What to produce:
What you produce should match the records exactly, line for line.

Information provided:
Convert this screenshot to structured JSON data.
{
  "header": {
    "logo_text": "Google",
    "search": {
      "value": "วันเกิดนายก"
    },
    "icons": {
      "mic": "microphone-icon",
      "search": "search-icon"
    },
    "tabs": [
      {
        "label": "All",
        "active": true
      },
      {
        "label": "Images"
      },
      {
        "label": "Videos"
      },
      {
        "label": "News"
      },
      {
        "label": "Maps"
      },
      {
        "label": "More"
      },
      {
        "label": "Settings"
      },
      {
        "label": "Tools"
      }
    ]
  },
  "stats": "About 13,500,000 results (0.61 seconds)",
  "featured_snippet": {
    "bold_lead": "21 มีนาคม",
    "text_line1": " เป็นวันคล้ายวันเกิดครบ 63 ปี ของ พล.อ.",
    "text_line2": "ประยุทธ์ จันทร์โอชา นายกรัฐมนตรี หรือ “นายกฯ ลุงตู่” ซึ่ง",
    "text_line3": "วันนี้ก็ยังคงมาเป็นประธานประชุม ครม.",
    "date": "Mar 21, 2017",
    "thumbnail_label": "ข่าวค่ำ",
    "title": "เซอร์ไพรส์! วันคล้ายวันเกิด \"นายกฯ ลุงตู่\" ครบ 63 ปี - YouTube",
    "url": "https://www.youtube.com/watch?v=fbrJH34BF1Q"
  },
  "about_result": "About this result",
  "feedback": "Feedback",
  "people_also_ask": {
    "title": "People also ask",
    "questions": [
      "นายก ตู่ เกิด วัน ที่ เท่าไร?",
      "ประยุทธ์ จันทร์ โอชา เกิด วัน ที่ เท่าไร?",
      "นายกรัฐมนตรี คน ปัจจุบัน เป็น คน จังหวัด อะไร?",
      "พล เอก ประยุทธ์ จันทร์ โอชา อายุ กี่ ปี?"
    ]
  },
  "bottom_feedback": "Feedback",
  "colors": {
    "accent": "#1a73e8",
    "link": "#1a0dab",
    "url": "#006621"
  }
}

Response to the task:
Convert this screenshot to structured JSON data.
{
  "header": {
    "logo_text": "Google",
    "search": {
      "value": "วันเกิดนายก"
    },
    "icons": {
      "mic": "microphone-icon",
      "search": "search-icon"
    },
    "tabs": [
      {
        "label": "All",
        "active": true
      },
      {
        "label": "Images"
      },
      {
        "label": "Videos"
      },
      {
        "label": "News"
      },
      {
        "label": "Maps"
      },
      {
        "label": "More"
      },
      {
        "label": "Settings"
      },
      {
        "label": "Tools"
      }
    ]
  },
  "stats": "About 13,500,000 results (0.61 seconds)",
  "featured_snippet": {
    "bold_lead": "21 มีนาคม",
    "text_line1": " เป็นวันคล้ายวันเกิดครบ 63 ปี ของ พล.อ.",
    "text_line2": "ประยุทธ์ จันทร์โอชา นายกรัฐมนตรี หรือ “นายกฯ ลุงตู่” ซึ่ง",
    "text_line3": "วันนี้ก็ยังคงมาเป็นประธานประชุม ครม.",
    "date": "Mar 21, 2017",
    "thumbnail_label": "ข่าวค่ำ",
    "title": "เซอร์ไพรส์! วันคล้ายวันเกิด \"นายกฯ ลุงตู่\" ครบ 63 ปี - YouTube",
    "url": "https://www.youtube.com/watch?v=fbrJH34BF1Q"
  },
  "about_result": "About this result",
  "feedback": "Feedback",
  "people_also_ask": {
    "title": "People also ask",
    "questions": [
      "นายก ตู่ เกิด วัน ที่ เท่าไร?",
      "ประยุทธ์ จันทร์ โอชา เกิด วัน ที่ เท่าไร?",
      "นายกรัฐมนตรี คน ปัจจุบัน เป็น คน จังหวัด อะไร?",
      "พล เอก ประยุทธ์ จันทร์ โอชา อายุ กี่ ปี?"
    ]
  },
  "bottom_feedback": "Feedback",
  "colors": {
    "accent": "#1a73e8",
    "link": "#1a0dab",
    "url": "#006621"
  }
}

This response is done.